Jenny Joseph, whose poem Warning was twice voted Britain’s favourite poem, has died at the age of 85.
It is perhaps best known for its opening lines: “When I am an old lady I shall wear purple / With a red hat that doesn’t go, and doesn’t suit me.”
Despite it being about old age, Joseph was in her 20s when she wrote it.
She wrote several poetry and prose collections, the most recent being published in 2009. Joseph died earlier this month after a short illness.
‘One of best-loved poets’
Born in Birmingham, Joseph studied at the University of Oxford and went on to work as a newspaper reporter, pub landlady and lecturer.
Her agents described her as “one of Britain’s best-loved poets”.
Warning was voted Britain’s favourite modern poem in 2006 – having previously been named the nation’s favourite post-war poem 10 years previously in a BBC poll.
It went on to inspire the launch of the Red Hat Society – a women’s group whose members wear purple, accessorised with a red hat.
However, the success of the poem is said to have annoyed Joseph, according to her publishers Bloodaxe Books.
“At the same time, she was delighted that it had been translated into numerous languages and was known throughout the world,” they said. “What she disliked most was that this early poem written in her 20s overshadowed the rest of her work, which was largely concerned with the duality of existence…
“She viewed her poems as attempts to present ‘how things work’ at the core, at the edge.”
‘New ways of telling stories’
Joseph was made a Fellow of the Royal Society of Literature in 1999 and won the James Tait Black Prize for fiction for her work of prose and verse Persephone. She had previously won the Cholmondeley Award for her second poetry collection, Rose in the Afternoon.
She also had work published with Enitharmon Press. Its director Stephen Stuart-Smith, who worked with her on 2009’s Nothing Like Love, described that last collection as “exploring a wide range of literary forms, new ways of telling stories, and demonstrating her skill in introducing cadences and everyday speech into the lyrical movement of her verse.

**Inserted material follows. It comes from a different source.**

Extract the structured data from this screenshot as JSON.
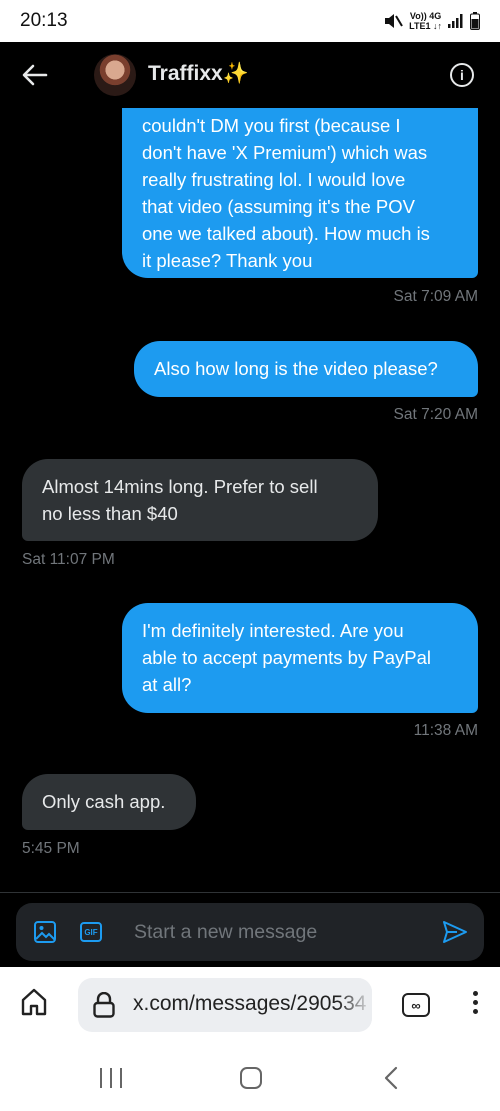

“As a person and as a poet she was warm and witty, as a friend loyal and supportive, as a performer entertaining as well as unpredictable.”